[EXERCISE] The reply should reproduce every line of the data below word for word, minus any images.

START RECORDS SUPPLIED

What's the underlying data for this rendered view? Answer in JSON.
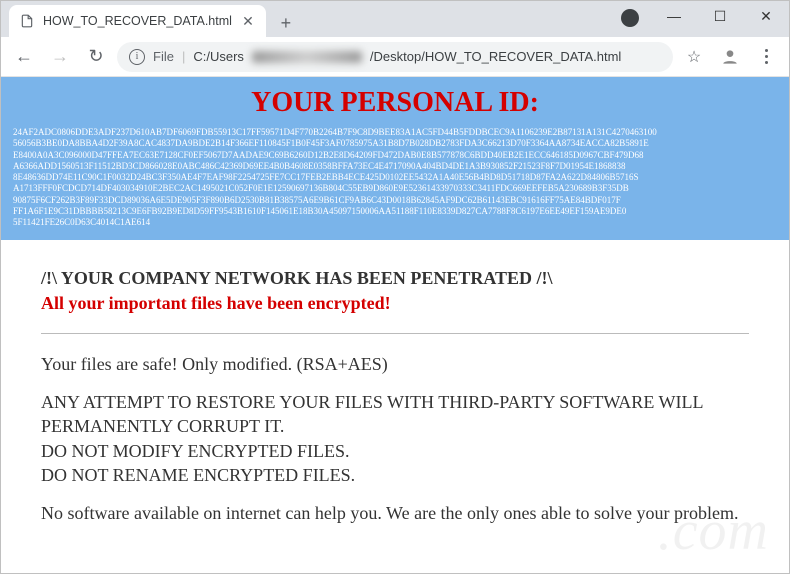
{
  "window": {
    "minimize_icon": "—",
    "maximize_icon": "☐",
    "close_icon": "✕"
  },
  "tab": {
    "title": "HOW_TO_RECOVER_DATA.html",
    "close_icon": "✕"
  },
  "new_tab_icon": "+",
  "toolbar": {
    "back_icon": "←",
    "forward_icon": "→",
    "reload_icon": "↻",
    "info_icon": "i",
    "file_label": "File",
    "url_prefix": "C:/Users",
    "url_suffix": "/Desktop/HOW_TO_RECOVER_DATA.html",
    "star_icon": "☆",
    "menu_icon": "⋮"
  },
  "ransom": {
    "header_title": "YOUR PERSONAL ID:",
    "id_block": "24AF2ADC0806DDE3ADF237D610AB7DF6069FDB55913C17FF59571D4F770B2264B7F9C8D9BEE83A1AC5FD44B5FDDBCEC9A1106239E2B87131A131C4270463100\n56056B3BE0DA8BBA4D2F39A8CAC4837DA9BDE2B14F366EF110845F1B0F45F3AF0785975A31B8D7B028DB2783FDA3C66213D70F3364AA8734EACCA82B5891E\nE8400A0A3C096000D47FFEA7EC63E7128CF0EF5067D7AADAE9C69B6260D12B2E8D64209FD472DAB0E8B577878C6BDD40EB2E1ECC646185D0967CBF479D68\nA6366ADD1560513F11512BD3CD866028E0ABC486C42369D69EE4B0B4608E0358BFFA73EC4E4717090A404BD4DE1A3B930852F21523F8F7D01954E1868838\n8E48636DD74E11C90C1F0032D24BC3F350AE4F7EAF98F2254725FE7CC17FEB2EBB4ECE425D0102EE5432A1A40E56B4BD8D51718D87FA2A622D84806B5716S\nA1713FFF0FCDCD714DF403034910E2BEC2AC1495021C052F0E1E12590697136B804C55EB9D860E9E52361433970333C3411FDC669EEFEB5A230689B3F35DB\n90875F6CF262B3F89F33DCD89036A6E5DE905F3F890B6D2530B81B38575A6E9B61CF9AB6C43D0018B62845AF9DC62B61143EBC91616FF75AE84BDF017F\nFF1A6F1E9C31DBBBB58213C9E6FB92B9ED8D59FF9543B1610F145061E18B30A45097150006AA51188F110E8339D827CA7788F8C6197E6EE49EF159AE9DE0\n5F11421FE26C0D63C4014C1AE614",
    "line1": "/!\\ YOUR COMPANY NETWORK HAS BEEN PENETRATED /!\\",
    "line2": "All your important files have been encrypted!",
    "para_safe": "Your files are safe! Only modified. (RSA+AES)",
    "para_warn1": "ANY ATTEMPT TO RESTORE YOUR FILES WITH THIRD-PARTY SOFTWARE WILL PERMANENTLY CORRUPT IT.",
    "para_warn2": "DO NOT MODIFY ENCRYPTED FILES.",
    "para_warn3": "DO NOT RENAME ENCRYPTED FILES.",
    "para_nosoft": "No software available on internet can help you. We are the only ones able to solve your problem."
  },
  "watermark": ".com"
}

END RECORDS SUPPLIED

[RESULT BELOW]
What's the underlying data for this rendered view? Answer in JSON.
{
  "window": {
    "minimize_icon": "—",
    "maximize_icon": "☐",
    "close_icon": "✕"
  },
  "tab": {
    "title": "HOW_TO_RECOVER_DATA.html",
    "close_icon": "✕"
  },
  "new_tab_icon": "+",
  "toolbar": {
    "back_icon": "←",
    "forward_icon": "→",
    "reload_icon": "↻",
    "info_icon": "i",
    "file_label": "File",
    "url_prefix": "C:/Users",
    "url_suffix": "/Desktop/HOW_TO_RECOVER_DATA.html",
    "star_icon": "☆",
    "menu_icon": "⋮"
  },
  "ransom": {
    "header_title": "YOUR PERSONAL ID:",
    "id_block": "24AF2ADC0806DDE3ADF237D610AB7DF6069FDB55913C17FF59571D4F770B2264B7F9C8D9BEE83A1AC5FD44B5FDDBCEC9A1106239E2B87131A131C4270463100\n56056B3BE0DA8BBA4D2F39A8CAC4837DA9BDE2B14F366EF110845F1B0F45F3AF0785975A31B8D7B028DB2783FDA3C66213D70F3364AA8734EACCA82B5891E\nE8400A0A3C096000D47FFEA7EC63E7128CF0EF5067D7AADAE9C69B6260D12B2E8D64209FD472DAB0E8B577878C6BDD40EB2E1ECC646185D0967CBF479D68\nA6366ADD1560513F11512BD3CD866028E0ABC486C42369D69EE4B0B4608E0358BFFA73EC4E4717090A404BD4DE1A3B930852F21523F8F7D01954E1868838\n8E48636DD74E11C90C1F0032D24BC3F350AE4F7EAF98F2254725FE7CC17FEB2EBB4ECE425D0102EE5432A1A40E56B4BD8D51718D87FA2A622D84806B5716S\nA1713FFF0FCDCD714DF403034910E2BEC2AC1495021C052F0E1E12590697136B804C55EB9D860E9E52361433970333C3411FDC669EEFEB5A230689B3F35DB\n90875F6CF262B3F89F33DCD89036A6E5DE905F3F890B6D2530B81B38575A6E9B61CF9AB6C43D0018B62845AF9DC62B61143EBC91616FF75AE84BDF017F\nFF1A6F1E9C31DBBBB58213C9E6FB92B9ED8D59FF9543B1610F145061E18B30A45097150006AA51188F110E8339D827CA7788F8C6197E6EE49EF159AE9DE0\n5F11421FE26C0D63C4014C1AE614",
    "line1": "/!\\ YOUR COMPANY NETWORK HAS BEEN PENETRATED /!\\",
    "line2": "All your important files have been encrypted!",
    "para_safe": "Your files are safe! Only modified. (RSA+AES)",
    "para_warn1": "ANY ATTEMPT TO RESTORE YOUR FILES WITH THIRD-PARTY SOFTWARE WILL PERMANENTLY CORRUPT IT.",
    "para_warn2": "DO NOT MODIFY ENCRYPTED FILES.",
    "para_warn3": "DO NOT RENAME ENCRYPTED FILES.",
    "para_nosoft": "No software available on internet can help you. We are the only ones able to solve your problem."
  },
  "watermark": ".com"
}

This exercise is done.